What this task involves:
Examine each line of the data. Copy those that contain the string "JSON".
Task input section start
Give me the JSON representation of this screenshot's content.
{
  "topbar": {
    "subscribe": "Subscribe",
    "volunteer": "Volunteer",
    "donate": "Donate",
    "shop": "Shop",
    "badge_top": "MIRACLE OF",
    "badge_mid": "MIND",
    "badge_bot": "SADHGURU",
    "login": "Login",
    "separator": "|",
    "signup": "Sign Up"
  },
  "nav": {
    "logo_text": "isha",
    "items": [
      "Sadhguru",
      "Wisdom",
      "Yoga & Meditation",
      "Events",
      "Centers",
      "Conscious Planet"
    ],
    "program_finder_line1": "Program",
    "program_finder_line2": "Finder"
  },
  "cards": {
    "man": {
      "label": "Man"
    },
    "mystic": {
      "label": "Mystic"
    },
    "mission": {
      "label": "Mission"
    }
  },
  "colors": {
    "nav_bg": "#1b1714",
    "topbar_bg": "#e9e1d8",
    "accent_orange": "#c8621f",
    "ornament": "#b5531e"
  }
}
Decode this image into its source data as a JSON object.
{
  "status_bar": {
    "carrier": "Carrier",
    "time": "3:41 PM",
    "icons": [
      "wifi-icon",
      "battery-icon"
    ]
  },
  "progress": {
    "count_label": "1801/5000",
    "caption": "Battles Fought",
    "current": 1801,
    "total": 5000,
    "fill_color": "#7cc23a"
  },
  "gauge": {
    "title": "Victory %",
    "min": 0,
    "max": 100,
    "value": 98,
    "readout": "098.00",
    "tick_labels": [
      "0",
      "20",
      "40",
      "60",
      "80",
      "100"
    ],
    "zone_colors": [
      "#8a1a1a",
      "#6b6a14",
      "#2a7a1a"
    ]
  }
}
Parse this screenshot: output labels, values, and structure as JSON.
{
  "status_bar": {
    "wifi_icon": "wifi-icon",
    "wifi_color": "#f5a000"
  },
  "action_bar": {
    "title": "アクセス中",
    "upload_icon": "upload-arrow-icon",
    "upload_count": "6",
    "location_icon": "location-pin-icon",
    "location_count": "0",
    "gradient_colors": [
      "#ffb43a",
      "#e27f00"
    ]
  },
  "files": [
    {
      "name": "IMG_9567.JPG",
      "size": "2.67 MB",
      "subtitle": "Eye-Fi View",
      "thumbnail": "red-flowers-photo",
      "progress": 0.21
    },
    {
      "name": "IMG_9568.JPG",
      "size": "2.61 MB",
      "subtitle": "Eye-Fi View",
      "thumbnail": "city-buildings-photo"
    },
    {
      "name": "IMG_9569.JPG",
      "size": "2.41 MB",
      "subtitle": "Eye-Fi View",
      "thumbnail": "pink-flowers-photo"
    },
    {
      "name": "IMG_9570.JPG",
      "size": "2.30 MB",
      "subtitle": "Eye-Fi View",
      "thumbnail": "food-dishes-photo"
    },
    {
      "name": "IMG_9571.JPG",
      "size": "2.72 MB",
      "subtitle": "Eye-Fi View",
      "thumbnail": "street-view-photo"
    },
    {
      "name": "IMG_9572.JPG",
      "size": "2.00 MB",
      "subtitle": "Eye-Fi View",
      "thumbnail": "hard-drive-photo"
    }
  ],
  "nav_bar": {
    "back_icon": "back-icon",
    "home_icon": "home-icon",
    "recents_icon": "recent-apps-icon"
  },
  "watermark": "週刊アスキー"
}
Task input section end
Answer section:
Give me the JSON representation of this screenshot's content.
Decode this image into its source data as a JSON object.
Parse this screenshot: output labels, values, and structure as JSON.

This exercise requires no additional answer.